Assignment =
When you copy the data, keep every line exactly as written and skip the pictures.

Input for this task =

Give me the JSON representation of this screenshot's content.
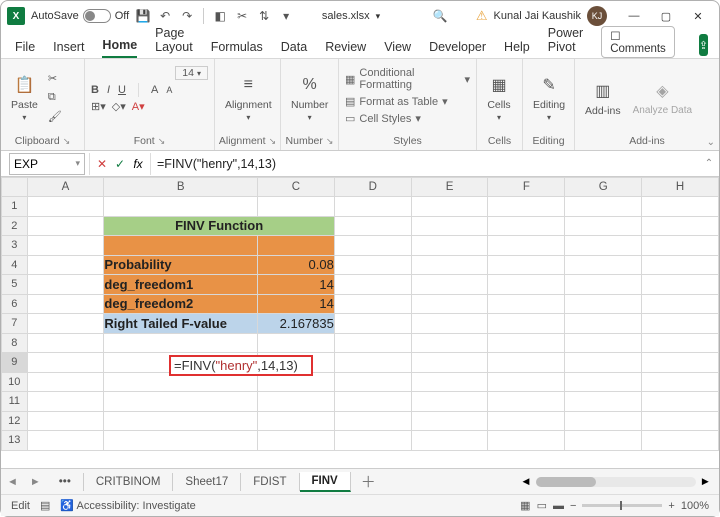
{
  "titlebar": {
    "autosave_label": "AutoSave",
    "off": "Off",
    "filename": "sales.xlsx",
    "username": "Kunal Jai Kaushik",
    "initials": "KJ"
  },
  "tabs": {
    "file": "File",
    "insert": "Insert",
    "home": "Home",
    "page": "Page Layout",
    "formulas": "Formulas",
    "data": "Data",
    "review": "Review",
    "view": "View",
    "dev": "Developer",
    "help": "Help",
    "pp": "Power Pivot",
    "comments": "Comments"
  },
  "ribbon": {
    "clipboard": {
      "paste": "Paste",
      "label": "Clipboard"
    },
    "font": {
      "b": "B",
      "i": "I",
      "u": "U",
      "fontsize": "14",
      "label": "Font"
    },
    "alignment": {
      "label": "Alignment",
      "title": "Alignment"
    },
    "number": {
      "label": "Number",
      "title": "Number",
      "sym": "%"
    },
    "styles": {
      "cond": "Conditional Formatting",
      "table": "Format as Table",
      "cell": "Cell Styles",
      "label": "Styles"
    },
    "cells": {
      "title": "Cells",
      "label": "Cells"
    },
    "editing": {
      "title": "Editing",
      "label": "Editing"
    },
    "addins": {
      "title": "Add-ins",
      "analyze": "Analyze Data",
      "label": "Add-ins"
    }
  },
  "fxbar": {
    "namebox": "EXP",
    "fx": "fx",
    "formula": "=FINV(\"henry\",14,13)"
  },
  "cols": [
    "A",
    "B",
    "C",
    "D",
    "E",
    "F",
    "G",
    "H"
  ],
  "rows": [
    "1",
    "2",
    "3",
    "4",
    "5",
    "6",
    "7",
    "8",
    "9",
    "10",
    "11",
    "12",
    "13"
  ],
  "sheet": {
    "title": "FINV Function",
    "r4": {
      "label": "Probability",
      "val": "0.08"
    },
    "r5": {
      "label": "deg_freedom1",
      "val": "14"
    },
    "r6": {
      "label": "deg_freedom2",
      "val": "14"
    },
    "r7": {
      "label": "Right Tailed F-value",
      "val": "2.167835"
    },
    "edit_prefix": "=FINV(",
    "edit_str": "\"henry\"",
    "edit_suffix": ",14,13)"
  },
  "sheettabs": {
    "t1": "CRITBINOM",
    "t2": "Sheet17",
    "t3": "FDIST",
    "t4": "FINV",
    "dots": "•••"
  },
  "status": {
    "mode": "Edit",
    "acc": "Accessibility: Investigate",
    "zoom": "100%"
  }
}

Solution to the exercise =
Give me the JSON representation of this screenshot's content.
{
  "titlebar": {
    "autosave_label": "AutoSave",
    "off": "Off",
    "filename": "sales.xlsx",
    "username": "Kunal Jai Kaushik",
    "initials": "KJ"
  },
  "tabs": {
    "file": "File",
    "insert": "Insert",
    "home": "Home",
    "page": "Page Layout",
    "formulas": "Formulas",
    "data": "Data",
    "review": "Review",
    "view": "View",
    "dev": "Developer",
    "help": "Help",
    "pp": "Power Pivot",
    "comments": "Comments"
  },
  "ribbon": {
    "clipboard": {
      "paste": "Paste",
      "label": "Clipboard"
    },
    "font": {
      "b": "B",
      "i": "I",
      "u": "U",
      "fontsize": "14",
      "label": "Font"
    },
    "alignment": {
      "label": "Alignment",
      "title": "Alignment"
    },
    "number": {
      "label": "Number",
      "title": "Number",
      "sym": "%"
    },
    "styles": {
      "cond": "Conditional Formatting",
      "table": "Format as Table",
      "cell": "Cell Styles",
      "label": "Styles"
    },
    "cells": {
      "title": "Cells",
      "label": "Cells"
    },
    "editing": {
      "title": "Editing",
      "label": "Editing"
    },
    "addins": {
      "title": "Add-ins",
      "analyze": "Analyze Data",
      "label": "Add-ins"
    }
  },
  "fxbar": {
    "namebox": "EXP",
    "fx": "fx",
    "formula": "=FINV(\"henry\",14,13)"
  },
  "cols": [
    "A",
    "B",
    "C",
    "D",
    "E",
    "F",
    "G",
    "H"
  ],
  "rows": [
    "1",
    "2",
    "3",
    "4",
    "5",
    "6",
    "7",
    "8",
    "9",
    "10",
    "11",
    "12",
    "13"
  ],
  "sheet": {
    "title": "FINV Function",
    "r4": {
      "label": "Probability",
      "val": "0.08"
    },
    "r5": {
      "label": "deg_freedom1",
      "val": "14"
    },
    "r6": {
      "label": "deg_freedom2",
      "val": "14"
    },
    "r7": {
      "label": "Right Tailed F-value",
      "val": "2.167835"
    },
    "edit_prefix": "=FINV(",
    "edit_str": "\"henry\"",
    "edit_suffix": ",14,13)"
  },
  "sheettabs": {
    "t1": "CRITBINOM",
    "t2": "Sheet17",
    "t3": "FDIST",
    "t4": "FINV",
    "dots": "•••"
  },
  "status": {
    "mode": "Edit",
    "acc": "Accessibility: Investigate",
    "zoom": "100%"
  }
}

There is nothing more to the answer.